The Orion Nebula is the nearest site of massive star formation, where stars with more than eight times the Sun's mass are born. Once these stars ignite fusion in their cores, they burn hot and fast and end their brief lives in brilliant supernovae. Their actions shape future generations of stars, but just how they sculpt the gas around them has remained an open question.
At the winter meeting of the American Astronomical Society in Seattle, Alexander Tielens (Leiden University) and Joan Schmelz (SOFIA / USRA) presented new data from the SOFIA observatory, which flies aboard a modified 747 airliner. Since SOFIA soars above much of Earth's atmosphere, its German Receiver for Astronomy at Terahertz Frequencies (GREAT) instrument can observe at far longer wavelengths than would be accessible from the ground. Moreover, GREAT captures not just two-dimensional images but 3D "data cubes." Every pixel of an image carries a spectrum, so every image has millions of spectra.
The astronomers used the chemical fingerprint of ionized carbon to trace out the nebula's 3D structure — and the movement of that structure.
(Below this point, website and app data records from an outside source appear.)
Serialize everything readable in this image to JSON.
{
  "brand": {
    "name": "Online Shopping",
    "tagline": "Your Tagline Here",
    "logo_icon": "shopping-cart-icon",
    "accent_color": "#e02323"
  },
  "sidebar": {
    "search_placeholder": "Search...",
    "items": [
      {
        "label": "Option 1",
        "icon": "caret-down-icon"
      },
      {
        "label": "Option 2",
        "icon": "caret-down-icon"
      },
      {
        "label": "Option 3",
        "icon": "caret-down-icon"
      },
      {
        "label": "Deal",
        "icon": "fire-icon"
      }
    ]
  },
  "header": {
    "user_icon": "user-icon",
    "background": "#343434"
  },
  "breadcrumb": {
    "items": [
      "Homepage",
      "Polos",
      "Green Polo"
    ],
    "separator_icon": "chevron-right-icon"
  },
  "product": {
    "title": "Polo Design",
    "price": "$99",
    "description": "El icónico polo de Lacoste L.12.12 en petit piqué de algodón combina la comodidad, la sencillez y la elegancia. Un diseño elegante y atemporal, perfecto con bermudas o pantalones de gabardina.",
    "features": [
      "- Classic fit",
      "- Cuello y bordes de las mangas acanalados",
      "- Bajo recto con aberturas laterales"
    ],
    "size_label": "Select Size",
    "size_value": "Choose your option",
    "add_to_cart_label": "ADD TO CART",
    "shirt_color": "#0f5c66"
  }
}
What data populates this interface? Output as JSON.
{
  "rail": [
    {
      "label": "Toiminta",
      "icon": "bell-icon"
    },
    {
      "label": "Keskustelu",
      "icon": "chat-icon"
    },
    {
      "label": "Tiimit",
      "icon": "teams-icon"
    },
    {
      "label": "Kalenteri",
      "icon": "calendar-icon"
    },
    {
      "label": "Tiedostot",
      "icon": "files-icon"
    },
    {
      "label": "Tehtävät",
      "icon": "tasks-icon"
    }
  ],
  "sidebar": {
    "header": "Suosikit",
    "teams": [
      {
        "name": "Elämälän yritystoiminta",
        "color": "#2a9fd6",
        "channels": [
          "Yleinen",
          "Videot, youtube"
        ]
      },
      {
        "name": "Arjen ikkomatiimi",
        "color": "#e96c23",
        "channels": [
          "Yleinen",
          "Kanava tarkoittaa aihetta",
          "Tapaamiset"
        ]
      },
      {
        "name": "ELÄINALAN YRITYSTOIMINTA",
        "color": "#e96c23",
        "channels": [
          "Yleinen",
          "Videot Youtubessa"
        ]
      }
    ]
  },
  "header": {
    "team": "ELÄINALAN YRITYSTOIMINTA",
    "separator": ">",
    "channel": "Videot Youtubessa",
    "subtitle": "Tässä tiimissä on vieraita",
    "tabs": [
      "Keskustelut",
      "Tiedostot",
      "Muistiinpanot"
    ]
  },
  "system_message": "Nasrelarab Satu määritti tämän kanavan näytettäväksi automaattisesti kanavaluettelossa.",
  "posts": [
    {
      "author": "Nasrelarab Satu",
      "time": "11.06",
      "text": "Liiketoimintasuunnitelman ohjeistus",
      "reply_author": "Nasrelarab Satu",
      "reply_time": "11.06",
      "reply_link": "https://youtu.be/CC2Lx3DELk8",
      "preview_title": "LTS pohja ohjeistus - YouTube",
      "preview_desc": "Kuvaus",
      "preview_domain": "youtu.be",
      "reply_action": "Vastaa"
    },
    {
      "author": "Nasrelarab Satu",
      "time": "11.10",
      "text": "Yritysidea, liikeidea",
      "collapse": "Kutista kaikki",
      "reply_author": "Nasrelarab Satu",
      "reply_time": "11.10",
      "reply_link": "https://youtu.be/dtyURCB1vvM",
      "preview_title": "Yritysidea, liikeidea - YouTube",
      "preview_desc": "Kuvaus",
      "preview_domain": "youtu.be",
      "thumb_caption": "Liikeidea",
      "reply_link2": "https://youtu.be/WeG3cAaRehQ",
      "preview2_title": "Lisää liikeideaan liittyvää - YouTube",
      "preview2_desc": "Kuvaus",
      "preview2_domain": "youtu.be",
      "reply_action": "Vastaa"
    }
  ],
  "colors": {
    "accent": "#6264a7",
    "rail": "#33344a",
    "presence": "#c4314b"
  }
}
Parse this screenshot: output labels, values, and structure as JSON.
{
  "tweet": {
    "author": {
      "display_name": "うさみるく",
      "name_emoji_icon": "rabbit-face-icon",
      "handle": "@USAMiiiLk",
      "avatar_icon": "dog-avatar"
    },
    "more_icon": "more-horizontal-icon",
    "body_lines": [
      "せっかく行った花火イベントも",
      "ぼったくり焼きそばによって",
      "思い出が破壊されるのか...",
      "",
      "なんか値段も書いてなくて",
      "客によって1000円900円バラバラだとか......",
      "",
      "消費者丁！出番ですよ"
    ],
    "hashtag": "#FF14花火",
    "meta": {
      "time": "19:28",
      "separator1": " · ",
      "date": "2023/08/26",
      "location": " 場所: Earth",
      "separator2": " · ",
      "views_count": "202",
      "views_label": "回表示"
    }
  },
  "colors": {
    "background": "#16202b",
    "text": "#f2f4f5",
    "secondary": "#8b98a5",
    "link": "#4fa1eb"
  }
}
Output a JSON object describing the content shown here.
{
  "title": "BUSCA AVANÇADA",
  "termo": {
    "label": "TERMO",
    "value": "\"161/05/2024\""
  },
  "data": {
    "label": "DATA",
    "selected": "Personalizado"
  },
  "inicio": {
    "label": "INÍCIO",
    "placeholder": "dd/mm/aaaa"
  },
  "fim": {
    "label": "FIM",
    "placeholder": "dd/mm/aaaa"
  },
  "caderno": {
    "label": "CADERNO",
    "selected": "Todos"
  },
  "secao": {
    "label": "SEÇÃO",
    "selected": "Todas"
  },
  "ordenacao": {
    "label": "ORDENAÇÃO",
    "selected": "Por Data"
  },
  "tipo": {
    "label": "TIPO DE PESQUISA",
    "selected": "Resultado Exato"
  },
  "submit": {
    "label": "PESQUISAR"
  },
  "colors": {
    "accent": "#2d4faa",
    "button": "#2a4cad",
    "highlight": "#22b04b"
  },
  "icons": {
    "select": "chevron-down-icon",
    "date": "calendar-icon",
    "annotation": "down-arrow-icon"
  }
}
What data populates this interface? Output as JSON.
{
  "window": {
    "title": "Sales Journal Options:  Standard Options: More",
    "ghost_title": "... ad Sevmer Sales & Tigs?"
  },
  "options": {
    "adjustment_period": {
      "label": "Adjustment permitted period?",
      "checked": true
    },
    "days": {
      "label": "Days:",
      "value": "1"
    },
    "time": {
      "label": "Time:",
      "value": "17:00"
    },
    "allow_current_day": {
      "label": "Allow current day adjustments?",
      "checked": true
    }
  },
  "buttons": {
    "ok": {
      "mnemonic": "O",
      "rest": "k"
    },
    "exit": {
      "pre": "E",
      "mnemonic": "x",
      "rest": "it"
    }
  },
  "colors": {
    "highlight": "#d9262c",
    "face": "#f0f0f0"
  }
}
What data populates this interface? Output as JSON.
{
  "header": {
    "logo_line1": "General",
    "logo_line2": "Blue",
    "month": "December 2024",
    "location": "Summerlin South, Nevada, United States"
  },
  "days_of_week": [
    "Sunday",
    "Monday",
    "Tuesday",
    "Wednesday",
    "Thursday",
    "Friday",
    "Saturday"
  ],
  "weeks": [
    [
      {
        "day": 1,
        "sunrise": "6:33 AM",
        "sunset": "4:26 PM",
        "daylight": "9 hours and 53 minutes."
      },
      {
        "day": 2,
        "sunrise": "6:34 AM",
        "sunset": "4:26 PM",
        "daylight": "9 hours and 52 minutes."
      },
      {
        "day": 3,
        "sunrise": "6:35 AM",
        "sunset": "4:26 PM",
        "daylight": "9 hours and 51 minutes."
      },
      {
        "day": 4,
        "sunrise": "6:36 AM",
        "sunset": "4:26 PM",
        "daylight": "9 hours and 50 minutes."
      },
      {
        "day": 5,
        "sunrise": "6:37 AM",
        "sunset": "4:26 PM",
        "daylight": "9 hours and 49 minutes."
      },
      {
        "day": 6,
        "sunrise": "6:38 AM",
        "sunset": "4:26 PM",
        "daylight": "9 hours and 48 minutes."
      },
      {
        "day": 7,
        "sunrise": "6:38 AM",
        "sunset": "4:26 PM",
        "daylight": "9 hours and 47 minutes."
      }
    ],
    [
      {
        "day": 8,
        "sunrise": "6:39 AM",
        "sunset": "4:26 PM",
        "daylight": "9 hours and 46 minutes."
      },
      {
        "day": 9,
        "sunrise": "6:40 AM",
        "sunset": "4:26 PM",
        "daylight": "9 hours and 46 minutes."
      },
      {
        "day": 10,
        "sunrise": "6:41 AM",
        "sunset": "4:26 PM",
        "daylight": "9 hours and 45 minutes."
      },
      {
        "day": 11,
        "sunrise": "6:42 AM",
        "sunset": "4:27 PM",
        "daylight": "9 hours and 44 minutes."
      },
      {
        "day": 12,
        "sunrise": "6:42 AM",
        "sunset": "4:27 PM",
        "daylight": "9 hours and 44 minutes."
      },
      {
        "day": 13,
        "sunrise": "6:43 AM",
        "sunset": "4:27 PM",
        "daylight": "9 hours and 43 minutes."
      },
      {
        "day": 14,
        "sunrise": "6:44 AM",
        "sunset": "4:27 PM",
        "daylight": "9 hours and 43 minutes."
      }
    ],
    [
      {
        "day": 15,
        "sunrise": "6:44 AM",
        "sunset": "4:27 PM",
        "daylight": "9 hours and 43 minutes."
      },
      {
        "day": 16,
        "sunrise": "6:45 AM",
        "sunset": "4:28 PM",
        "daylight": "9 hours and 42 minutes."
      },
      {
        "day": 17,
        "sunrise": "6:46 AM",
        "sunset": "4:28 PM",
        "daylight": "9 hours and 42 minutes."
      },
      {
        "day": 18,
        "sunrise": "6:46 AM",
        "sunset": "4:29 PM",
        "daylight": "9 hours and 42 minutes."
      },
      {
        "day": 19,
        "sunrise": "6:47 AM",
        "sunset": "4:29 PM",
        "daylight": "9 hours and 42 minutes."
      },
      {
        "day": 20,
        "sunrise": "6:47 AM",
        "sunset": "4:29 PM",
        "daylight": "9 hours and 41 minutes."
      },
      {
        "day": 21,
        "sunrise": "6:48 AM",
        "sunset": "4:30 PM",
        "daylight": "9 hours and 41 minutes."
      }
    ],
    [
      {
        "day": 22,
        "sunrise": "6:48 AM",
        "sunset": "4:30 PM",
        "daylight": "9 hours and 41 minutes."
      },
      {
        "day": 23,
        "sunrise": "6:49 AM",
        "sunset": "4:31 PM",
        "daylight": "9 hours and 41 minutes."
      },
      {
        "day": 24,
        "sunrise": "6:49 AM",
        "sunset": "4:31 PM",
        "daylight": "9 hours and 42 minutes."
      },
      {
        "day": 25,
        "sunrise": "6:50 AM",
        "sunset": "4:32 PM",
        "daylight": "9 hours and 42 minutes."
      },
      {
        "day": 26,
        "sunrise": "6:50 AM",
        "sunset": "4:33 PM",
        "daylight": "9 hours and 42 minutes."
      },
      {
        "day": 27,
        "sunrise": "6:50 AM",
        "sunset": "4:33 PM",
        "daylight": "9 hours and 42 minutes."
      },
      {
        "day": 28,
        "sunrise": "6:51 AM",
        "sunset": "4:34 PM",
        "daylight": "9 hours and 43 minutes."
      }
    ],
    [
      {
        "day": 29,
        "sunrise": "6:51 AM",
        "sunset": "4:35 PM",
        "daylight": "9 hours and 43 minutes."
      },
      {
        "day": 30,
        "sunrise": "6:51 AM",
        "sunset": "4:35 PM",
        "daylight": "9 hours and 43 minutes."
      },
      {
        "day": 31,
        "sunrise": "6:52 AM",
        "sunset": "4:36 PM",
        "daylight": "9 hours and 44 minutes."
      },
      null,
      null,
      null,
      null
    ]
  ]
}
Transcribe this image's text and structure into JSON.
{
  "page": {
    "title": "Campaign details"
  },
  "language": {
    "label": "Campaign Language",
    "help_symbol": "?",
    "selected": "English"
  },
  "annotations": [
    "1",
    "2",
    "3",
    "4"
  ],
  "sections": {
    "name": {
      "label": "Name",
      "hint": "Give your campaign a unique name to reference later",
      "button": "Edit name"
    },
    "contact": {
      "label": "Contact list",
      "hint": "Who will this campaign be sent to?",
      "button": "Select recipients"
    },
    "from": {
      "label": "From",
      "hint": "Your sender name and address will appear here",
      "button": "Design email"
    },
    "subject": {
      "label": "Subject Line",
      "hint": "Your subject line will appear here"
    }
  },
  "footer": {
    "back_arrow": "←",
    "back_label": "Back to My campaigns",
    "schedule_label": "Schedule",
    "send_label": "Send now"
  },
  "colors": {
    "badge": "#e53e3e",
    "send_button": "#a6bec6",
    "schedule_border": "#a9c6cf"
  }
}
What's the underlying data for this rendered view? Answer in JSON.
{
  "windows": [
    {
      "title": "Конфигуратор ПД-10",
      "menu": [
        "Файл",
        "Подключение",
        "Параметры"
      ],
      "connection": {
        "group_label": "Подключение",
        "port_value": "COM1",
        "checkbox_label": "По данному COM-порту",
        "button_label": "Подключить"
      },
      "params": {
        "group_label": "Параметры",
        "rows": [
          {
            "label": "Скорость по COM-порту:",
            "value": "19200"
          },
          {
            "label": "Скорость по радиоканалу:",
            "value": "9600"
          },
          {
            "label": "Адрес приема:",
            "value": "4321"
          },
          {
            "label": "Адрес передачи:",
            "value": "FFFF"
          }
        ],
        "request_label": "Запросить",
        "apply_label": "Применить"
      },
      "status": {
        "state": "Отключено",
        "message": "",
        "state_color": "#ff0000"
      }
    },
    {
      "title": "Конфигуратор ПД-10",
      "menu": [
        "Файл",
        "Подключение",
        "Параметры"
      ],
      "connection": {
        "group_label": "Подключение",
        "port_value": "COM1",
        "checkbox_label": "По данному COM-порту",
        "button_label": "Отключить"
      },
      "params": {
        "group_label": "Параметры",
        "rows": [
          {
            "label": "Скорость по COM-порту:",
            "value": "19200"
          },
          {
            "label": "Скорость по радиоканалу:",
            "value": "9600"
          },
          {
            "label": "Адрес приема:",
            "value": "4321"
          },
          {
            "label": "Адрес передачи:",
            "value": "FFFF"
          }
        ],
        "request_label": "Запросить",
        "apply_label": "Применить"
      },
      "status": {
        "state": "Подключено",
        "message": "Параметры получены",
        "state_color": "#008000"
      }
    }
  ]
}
The observations show that the brightest of the nebula's infant stars, dubbed θ1 Orionis C, emits a powerful stellar wind that has swept surrounding material into a large, bubble-like shell. Turns out it's the wind's push, rather than the pressure from the star's light, that's most strongly shaping the nebula's gas, and ultimately, the future of the region's starbirth.
Find more details on these reuslts in SOFIA's press release.
There Be Dragons Here
The Orion Nebula isn't uncharted territory — as the nearest massive stellar nursery, astronomers have studied it closely for years. Still, at 1,300 light-years away, this tumultuous terrain isn't exactly well-trodden either. The data cubes collected by the GREAT instrument give astronomers a fresh perspective on a familiar region, enabling new discoveries. Already, the image shown below has led to the discovery of a new filament not seen in any other images, says Schmelz.
The new data also offer a game of pareidolia, also known as the art of seeing shapes in clouds. “As we rotated the data cube, we got our first glimpse of the structure that we’ve nicknamed Orion’s Dragon,” says Rhys Taylor (Astronomical Institute of the Czech Academy of Sciences). “A few people have said it looks like a sea horse or a pterodactyl, but it looks like a dragon to me.”
What do you think? Dragon, sea horse, pterodactyl, or something else altogether?
Rotating the data cube offers an even better view of the beast. (The thin part of the "cube" contains the spectra, from which astronomers can derive velocity information.)